### THE DATA:
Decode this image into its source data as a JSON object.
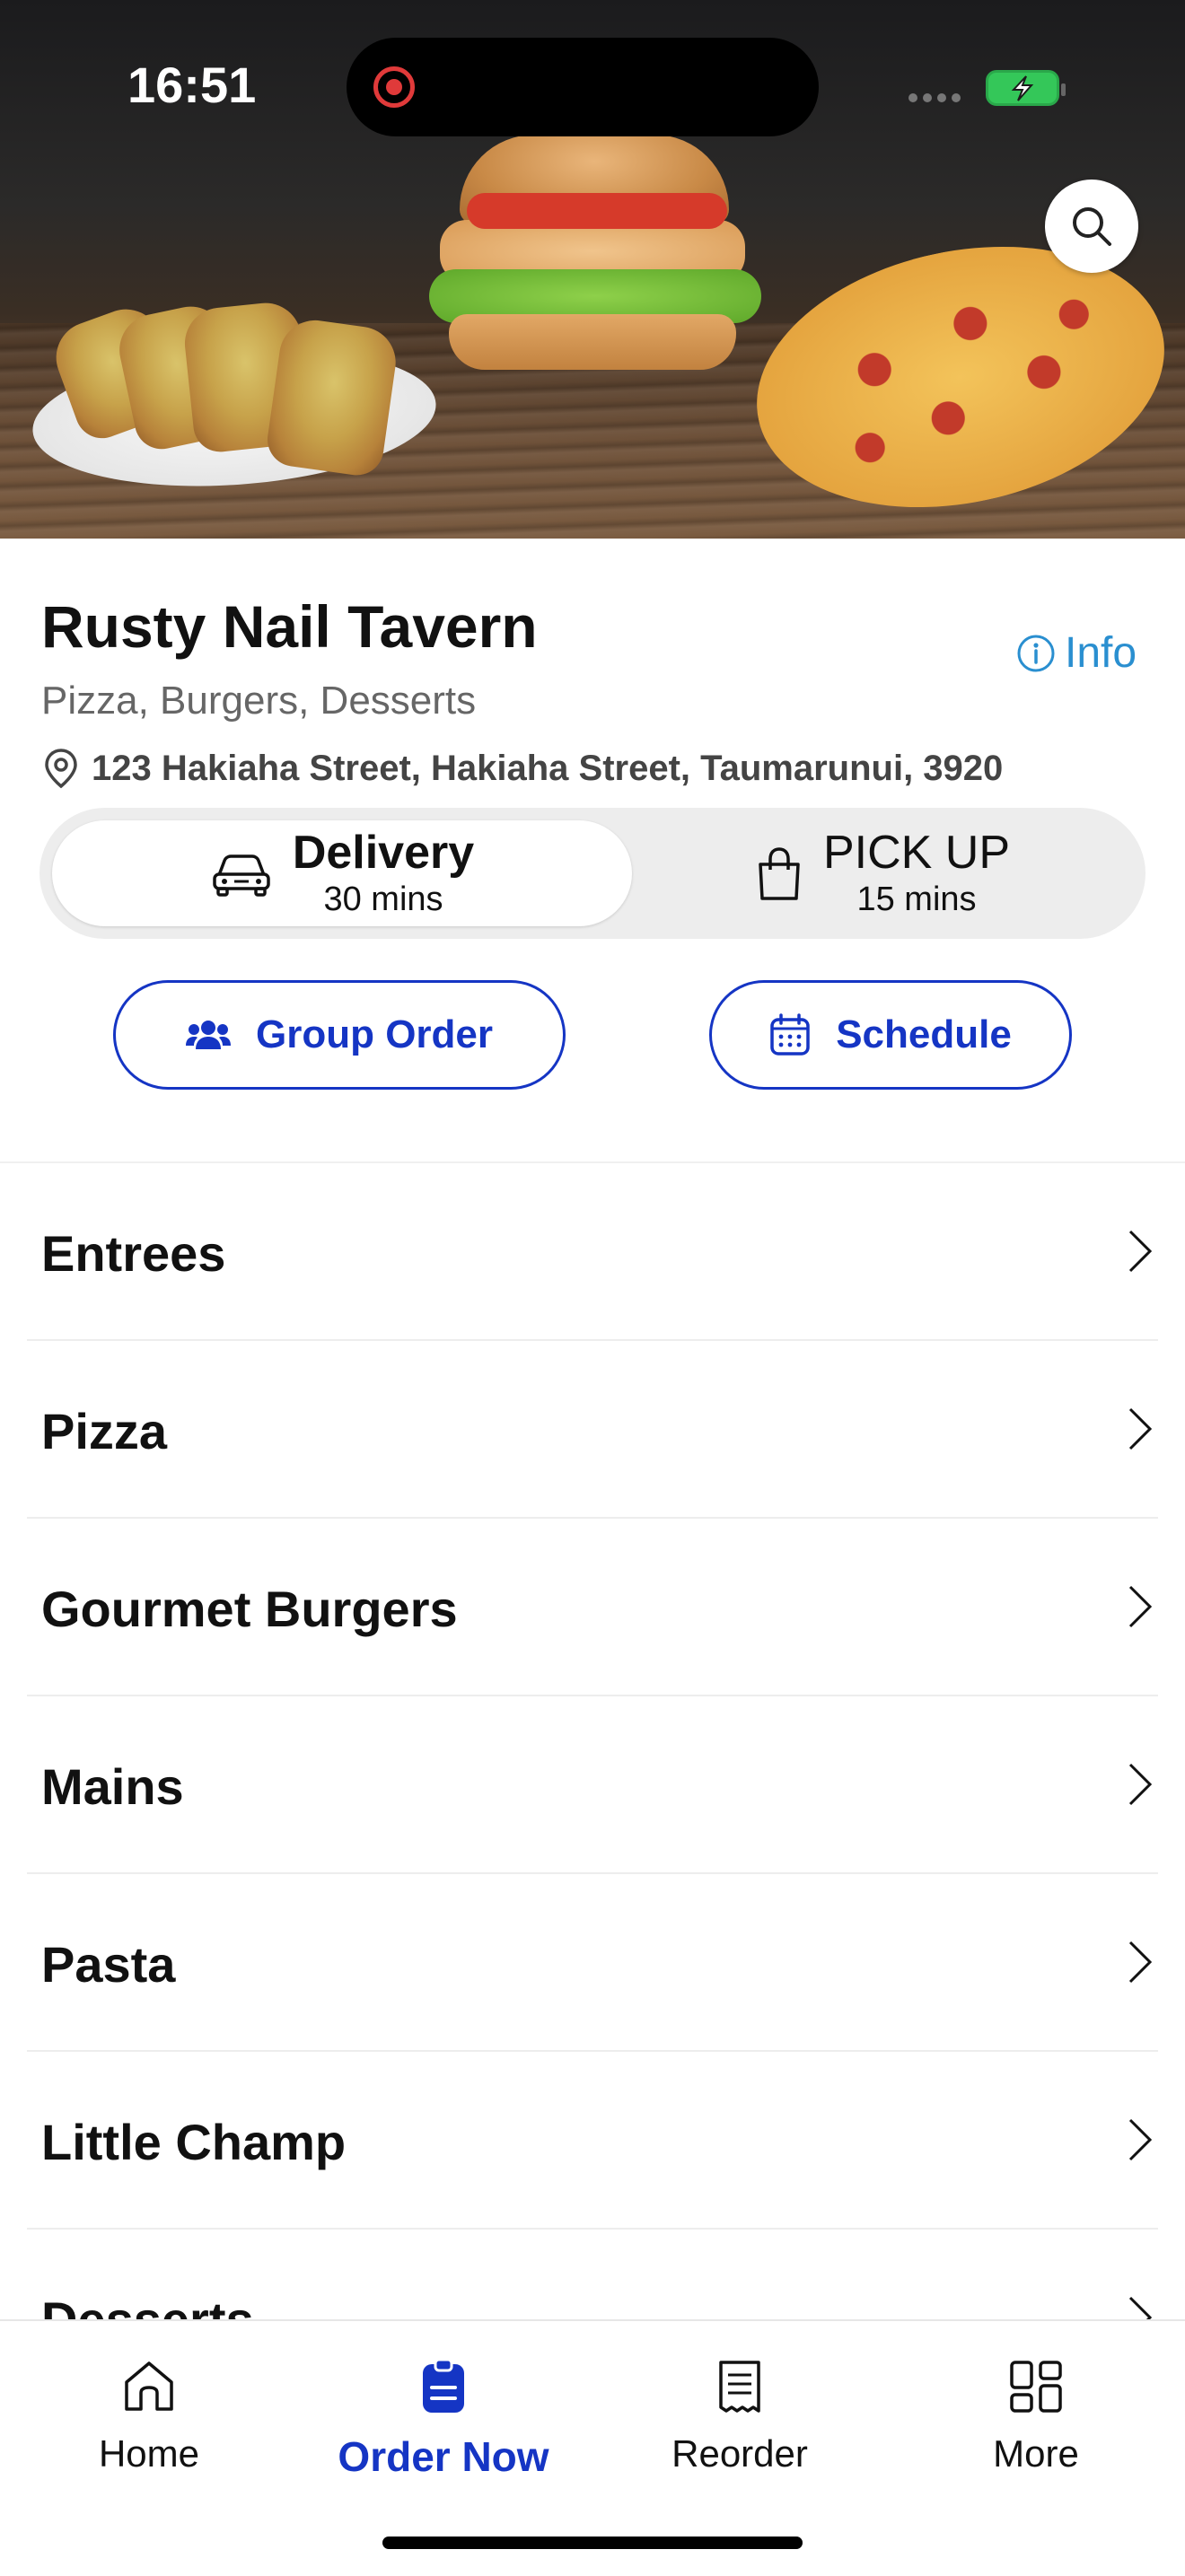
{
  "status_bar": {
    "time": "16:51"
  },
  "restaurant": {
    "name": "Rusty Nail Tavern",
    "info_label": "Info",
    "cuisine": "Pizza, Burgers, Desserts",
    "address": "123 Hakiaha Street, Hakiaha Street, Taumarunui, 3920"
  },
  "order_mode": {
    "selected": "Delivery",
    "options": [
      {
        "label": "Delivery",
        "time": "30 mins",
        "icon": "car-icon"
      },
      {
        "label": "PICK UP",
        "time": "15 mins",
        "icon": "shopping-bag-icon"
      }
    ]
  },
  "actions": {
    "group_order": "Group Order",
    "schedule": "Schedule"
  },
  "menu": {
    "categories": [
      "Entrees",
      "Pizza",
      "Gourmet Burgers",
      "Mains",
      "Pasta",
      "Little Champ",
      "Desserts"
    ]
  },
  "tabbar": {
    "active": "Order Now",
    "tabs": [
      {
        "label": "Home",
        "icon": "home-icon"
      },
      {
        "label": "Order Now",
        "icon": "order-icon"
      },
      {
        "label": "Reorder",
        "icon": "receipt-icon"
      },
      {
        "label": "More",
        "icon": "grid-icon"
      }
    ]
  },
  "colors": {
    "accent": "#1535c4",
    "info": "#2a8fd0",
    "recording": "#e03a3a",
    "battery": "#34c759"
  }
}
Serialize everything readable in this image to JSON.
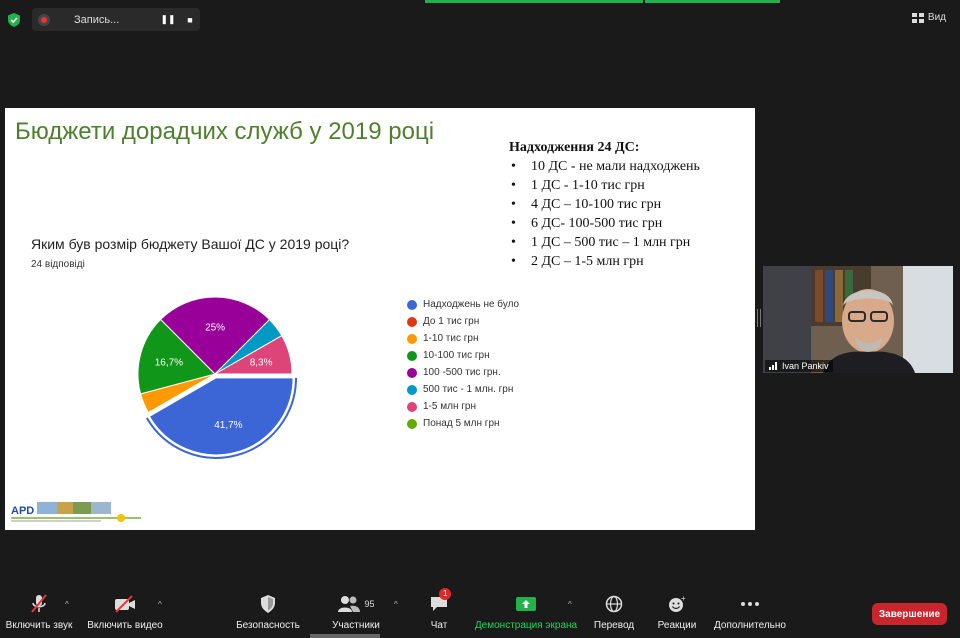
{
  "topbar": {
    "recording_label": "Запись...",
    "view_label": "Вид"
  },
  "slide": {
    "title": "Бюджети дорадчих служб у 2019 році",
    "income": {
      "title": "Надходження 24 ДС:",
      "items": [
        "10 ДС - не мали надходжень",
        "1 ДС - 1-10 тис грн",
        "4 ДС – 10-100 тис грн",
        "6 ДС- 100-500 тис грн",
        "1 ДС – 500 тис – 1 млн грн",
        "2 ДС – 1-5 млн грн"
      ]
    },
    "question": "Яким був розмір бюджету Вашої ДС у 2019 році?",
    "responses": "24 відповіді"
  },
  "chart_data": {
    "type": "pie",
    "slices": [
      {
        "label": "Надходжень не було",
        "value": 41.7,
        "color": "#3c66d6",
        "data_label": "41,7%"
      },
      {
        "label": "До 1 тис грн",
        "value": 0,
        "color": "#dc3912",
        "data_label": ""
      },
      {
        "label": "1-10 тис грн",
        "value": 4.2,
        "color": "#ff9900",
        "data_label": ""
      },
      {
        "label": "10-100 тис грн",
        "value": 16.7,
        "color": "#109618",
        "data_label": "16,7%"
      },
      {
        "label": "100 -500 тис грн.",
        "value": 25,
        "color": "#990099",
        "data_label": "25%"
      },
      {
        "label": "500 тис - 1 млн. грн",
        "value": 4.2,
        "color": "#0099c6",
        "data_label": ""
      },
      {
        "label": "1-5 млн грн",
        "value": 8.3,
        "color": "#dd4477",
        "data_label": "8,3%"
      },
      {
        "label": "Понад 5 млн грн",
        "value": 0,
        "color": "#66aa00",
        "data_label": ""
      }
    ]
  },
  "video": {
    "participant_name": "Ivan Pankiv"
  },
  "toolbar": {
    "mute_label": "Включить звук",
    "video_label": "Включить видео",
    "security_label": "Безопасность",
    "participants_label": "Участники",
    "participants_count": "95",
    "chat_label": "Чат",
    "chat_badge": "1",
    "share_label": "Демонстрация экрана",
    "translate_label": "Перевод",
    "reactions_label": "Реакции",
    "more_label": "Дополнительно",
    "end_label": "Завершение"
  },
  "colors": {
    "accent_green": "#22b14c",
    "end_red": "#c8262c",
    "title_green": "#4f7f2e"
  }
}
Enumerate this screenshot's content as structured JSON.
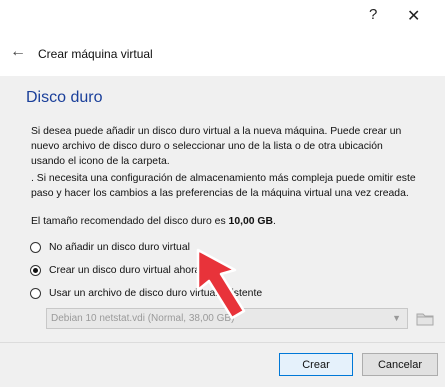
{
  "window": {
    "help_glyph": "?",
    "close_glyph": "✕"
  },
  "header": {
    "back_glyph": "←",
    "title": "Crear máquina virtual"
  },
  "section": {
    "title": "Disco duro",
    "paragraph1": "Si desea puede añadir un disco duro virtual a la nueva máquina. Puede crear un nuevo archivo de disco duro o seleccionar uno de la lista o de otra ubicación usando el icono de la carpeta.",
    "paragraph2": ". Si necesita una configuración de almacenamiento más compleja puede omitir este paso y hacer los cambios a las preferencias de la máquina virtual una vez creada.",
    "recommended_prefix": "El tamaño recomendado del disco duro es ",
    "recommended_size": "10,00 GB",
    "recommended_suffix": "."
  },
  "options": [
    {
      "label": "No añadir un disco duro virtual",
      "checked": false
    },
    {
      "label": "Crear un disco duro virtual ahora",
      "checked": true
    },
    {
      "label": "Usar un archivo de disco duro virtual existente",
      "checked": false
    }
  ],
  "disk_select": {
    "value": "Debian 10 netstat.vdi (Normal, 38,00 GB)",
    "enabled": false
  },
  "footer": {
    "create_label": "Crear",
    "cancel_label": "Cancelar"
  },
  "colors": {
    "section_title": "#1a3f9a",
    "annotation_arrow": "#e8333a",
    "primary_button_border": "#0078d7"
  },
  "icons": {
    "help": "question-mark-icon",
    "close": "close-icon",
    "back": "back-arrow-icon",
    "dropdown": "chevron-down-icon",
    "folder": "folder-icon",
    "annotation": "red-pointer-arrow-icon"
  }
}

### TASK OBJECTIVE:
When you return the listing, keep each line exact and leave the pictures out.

### TASK RESPONSE:
Decode this image into its source data as a JSON object.
{
  "status_bar": {
    "time": "16:51"
  },
  "restaurant": {
    "name": "Rusty Nail Tavern",
    "info_label": "Info",
    "cuisine": "Pizza, Burgers, Desserts",
    "address": "123 Hakiaha Street, Hakiaha Street, Taumarunui, 3920"
  },
  "order_mode": {
    "selected": "Delivery",
    "options": [
      {
        "label": "Delivery",
        "time": "30 mins",
        "icon": "car-icon"
      },
      {
        "label": "PICK UP",
        "time": "15 mins",
        "icon": "shopping-bag-icon"
      }
    ]
  },
  "actions": {
    "group_order": "Group Order",
    "schedule": "Schedule"
  },
  "menu": {
    "categories": [
      "Entrees",
      "Pizza",
      "Gourmet Burgers",
      "Mains",
      "Pasta",
      "Little Champ",
      "Desserts"
    ]
  },
  "tabbar": {
    "active": "Order Now",
    "tabs": [
      {
        "label": "Home",
        "icon": "home-icon"
      },
      {
        "label": "Order Now",
        "icon": "order-icon"
      },
      {
        "label": "Reorder",
        "icon": "receipt-icon"
      },
      {
        "label": "More",
        "icon": "grid-icon"
      }
    ]
  },
  "colors": {
    "accent": "#1535c4",
    "info": "#2a8fd0",
    "recording": "#e03a3a",
    "battery": "#34c759"
  }
}
Serialize everything readable in this image to JSON.
{
  "topbar": {
    "recording_label": "Запись...",
    "view_label": "Вид"
  },
  "slide": {
    "title": "Бюджети дорадчих служб у 2019 році",
    "income": {
      "title": "Надходження 24 ДС:",
      "items": [
        "10 ДС - не мали надходжень",
        "1 ДС - 1-10 тис грн",
        "4 ДС – 10-100 тис грн",
        "6 ДС- 100-500 тис грн",
        "1 ДС – 500 тис – 1 млн грн",
        "2 ДС – 1-5 млн грн"
      ]
    },
    "question": "Яким був розмір бюджету Вашої ДС у 2019 році?",
    "responses": "24 відповіді"
  },
  "chart_data": {
    "type": "pie",
    "slices": [
      {
        "label": "Надходжень не було",
        "value": 41.7,
        "color": "#3c66d6",
        "data_label": "41,7%"
      },
      {
        "label": "До 1 тис грн",
        "value": 0,
        "color": "#dc3912",
        "data_label": ""
      },
      {
        "label": "1-10 тис грн",
        "value": 4.2,
        "color": "#ff9900",
        "data_label": ""
      },
      {
        "label": "10-100 тис грн",
        "value": 16.7,
        "color": "#109618",
        "data_label": "16,7%"
      },
      {
        "label": "100 -500 тис грн.",
        "value": 25,
        "color": "#990099",
        "data_label": "25%"
      },
      {
        "label": "500 тис - 1 млн. грн",
        "value": 4.2,
        "color": "#0099c6",
        "data_label": ""
      },
      {
        "label": "1-5 млн грн",
        "value": 8.3,
        "color": "#dd4477",
        "data_label": "8,3%"
      },
      {
        "label": "Понад 5 млн грн",
        "value": 0,
        "color": "#66aa00",
        "data_label": ""
      }
    ]
  },
  "video": {
    "participant_name": "Ivan Pankiv"
  },
  "toolbar": {
    "mute_label": "Включить звук",
    "video_label": "Включить видео",
    "security_label": "Безопасность",
    "participants_label": "Участники",
    "participants_count": "95",
    "chat_label": "Чат",
    "chat_badge": "1",
    "share_label": "Демонстрация экрана",
    "translate_label": "Перевод",
    "reactions_label": "Реакции",
    "more_label": "Дополнительно",
    "end_label": "Завершение"
  },
  "colors": {
    "accent_green": "#22b14c",
    "end_red": "#c8262c",
    "title_green": "#4f7f2e"
  }
}
Enumerate this screenshot's content as structured JSON.
{
  "window": {
    "help_glyph": "?",
    "close_glyph": "✕"
  },
  "header": {
    "back_glyph": "←",
    "title": "Crear máquina virtual"
  },
  "section": {
    "title": "Disco duro",
    "paragraph1": "Si desea puede añadir un disco duro virtual a la nueva máquina. Puede crear un nuevo archivo de disco duro o seleccionar uno de la lista o de otra ubicación usando el icono de la carpeta.",
    "paragraph2": ". Si necesita una configuración de almacenamiento más compleja puede omitir este paso y hacer los cambios a las preferencias de la máquina virtual una vez creada.",
    "recommended_prefix": "El tamaño recomendado del disco duro es ",
    "recommended_size": "10,00 GB",
    "recommended_suffix": "."
  },
  "options": [
    {
      "label": "No añadir un disco duro virtual",
      "checked": false
    },
    {
      "label": "Crear un disco duro virtual ahora",
      "checked": true
    },
    {
      "label": "Usar un archivo de disco duro virtual existente",
      "checked": false
    }
  ],
  "disk_select": {
    "value": "Debian 10 netstat.vdi (Normal, 38,00 GB)",
    "enabled": false
  },
  "footer": {
    "create_label": "Crear",
    "cancel_label": "Cancelar"
  },
  "colors": {
    "section_title": "#1a3f9a",
    "annotation_arrow": "#e8333a",
    "primary_button_border": "#0078d7"
  },
  "icons": {
    "help": "question-mark-icon",
    "close": "close-icon",
    "back": "back-arrow-icon",
    "dropdown": "chevron-down-icon",
    "folder": "folder-icon",
    "annotation": "red-pointer-arrow-icon"
  }
}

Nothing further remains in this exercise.